▶ **DIRECTIONS**: Report only how many lines in the material contain "name".

▶ **PROVIDED RECORDS**:

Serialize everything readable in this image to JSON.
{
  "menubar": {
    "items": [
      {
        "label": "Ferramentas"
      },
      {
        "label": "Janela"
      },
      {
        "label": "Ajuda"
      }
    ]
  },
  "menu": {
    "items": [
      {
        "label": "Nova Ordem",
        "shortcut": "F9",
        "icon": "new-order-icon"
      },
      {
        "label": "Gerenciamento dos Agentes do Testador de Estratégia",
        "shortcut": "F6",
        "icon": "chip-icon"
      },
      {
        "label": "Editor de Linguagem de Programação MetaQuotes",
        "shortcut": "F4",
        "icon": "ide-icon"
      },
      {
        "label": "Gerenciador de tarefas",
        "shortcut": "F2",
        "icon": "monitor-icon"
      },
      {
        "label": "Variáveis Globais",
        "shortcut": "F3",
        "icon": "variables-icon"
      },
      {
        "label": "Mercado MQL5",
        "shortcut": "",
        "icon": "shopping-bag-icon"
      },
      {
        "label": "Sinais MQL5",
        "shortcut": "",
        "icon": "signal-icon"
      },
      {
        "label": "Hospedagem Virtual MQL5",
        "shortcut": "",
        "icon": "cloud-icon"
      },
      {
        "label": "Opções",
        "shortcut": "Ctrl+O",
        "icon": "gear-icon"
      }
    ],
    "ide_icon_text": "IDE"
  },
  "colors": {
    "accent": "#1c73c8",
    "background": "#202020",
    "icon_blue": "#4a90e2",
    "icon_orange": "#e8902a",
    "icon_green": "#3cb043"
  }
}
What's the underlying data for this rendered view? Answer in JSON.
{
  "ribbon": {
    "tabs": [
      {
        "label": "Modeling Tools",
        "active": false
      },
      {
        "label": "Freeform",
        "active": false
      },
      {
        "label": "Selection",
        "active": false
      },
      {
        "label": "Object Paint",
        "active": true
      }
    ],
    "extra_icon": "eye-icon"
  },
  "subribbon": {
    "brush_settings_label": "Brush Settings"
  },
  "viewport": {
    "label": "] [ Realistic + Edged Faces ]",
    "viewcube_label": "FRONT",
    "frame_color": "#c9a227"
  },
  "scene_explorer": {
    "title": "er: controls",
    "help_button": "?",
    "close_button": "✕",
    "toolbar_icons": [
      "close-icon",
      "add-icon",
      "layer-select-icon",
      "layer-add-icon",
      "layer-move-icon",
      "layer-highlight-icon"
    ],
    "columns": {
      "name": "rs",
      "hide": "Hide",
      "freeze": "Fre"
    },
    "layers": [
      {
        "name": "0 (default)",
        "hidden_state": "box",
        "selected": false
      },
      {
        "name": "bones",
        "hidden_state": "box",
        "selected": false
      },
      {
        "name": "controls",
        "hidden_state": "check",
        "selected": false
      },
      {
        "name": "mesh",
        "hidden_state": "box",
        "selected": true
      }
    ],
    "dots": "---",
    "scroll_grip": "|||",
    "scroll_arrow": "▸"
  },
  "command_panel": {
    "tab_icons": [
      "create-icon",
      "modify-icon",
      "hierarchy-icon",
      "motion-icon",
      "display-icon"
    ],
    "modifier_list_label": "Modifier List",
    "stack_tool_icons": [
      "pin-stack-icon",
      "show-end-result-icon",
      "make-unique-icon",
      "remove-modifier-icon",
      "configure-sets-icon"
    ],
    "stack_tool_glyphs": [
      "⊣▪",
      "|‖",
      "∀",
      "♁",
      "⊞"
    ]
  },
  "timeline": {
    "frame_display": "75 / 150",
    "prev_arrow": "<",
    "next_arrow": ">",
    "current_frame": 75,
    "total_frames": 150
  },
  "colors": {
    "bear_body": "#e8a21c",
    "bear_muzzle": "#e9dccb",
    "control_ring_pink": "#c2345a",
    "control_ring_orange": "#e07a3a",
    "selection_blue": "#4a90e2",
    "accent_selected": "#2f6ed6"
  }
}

▶ **OUTPUT FOR THIS EXERCISE**: 5